Many states and communities are still deciding how to safely manage Halloween celebrations such as trick-or-treating.
Henry F. Raymond, an associate professor and epidemiologist at the Rutgers School of Public Health, says barring a spike of the virus, it is possible to do door-to-door trick-or-treating as long as families take precautions, such as wearing masks, keeping groups small, maintaining six feet of distance between other families and washing and sanitizing hands.
“I never thought as an epidemiologist I would think about trick-or-treating as a potential hazard,” he says. “Although we know outdoor activities are less risky, you are still going door to door. That maximizes your possible exposure. You’re also putting people in their houses handing out candy at risk. I would advise people who feel like it’s risky for them to open their doors and hand out candy to seriously consider turning their light out. The people getting the most potential exposure are the people opening their doors.

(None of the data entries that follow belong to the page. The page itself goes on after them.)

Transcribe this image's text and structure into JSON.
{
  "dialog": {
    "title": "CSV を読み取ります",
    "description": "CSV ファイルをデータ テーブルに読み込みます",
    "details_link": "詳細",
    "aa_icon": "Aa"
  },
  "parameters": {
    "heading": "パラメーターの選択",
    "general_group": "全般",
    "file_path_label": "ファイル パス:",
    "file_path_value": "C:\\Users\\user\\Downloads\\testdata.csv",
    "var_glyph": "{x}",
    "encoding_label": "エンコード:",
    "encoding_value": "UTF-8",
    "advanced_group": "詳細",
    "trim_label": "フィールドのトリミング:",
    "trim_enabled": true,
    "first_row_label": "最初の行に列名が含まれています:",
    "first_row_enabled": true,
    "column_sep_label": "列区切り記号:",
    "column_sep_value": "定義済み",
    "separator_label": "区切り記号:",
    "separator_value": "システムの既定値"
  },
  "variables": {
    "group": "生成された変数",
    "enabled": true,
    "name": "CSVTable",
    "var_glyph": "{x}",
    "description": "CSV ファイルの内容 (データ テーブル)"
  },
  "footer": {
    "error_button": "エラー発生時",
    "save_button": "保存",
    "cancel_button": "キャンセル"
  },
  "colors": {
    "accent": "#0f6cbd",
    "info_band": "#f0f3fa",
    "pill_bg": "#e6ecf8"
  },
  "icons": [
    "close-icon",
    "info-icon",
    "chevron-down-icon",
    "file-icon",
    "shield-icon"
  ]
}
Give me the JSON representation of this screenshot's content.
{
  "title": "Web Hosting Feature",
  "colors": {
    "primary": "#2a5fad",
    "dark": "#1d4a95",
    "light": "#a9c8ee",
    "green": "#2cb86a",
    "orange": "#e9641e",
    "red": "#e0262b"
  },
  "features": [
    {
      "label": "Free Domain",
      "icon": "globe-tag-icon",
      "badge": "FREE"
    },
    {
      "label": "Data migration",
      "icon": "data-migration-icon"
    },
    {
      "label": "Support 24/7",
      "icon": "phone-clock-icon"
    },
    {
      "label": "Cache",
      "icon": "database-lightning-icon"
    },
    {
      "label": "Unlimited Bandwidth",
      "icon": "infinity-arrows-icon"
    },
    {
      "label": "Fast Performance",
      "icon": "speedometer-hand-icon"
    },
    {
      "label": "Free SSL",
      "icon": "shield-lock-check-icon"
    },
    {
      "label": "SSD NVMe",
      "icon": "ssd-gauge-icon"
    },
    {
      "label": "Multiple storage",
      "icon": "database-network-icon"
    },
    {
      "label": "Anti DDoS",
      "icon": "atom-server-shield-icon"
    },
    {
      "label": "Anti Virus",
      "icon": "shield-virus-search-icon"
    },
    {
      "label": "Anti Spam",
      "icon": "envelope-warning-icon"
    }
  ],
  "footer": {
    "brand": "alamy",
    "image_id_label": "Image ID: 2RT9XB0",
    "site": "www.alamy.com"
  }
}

That one person is opening their door to hundreds of kids.”
Along the continuum of risk, indoor parties pose a significant health risk, while trunk-or-treating events less so, he says.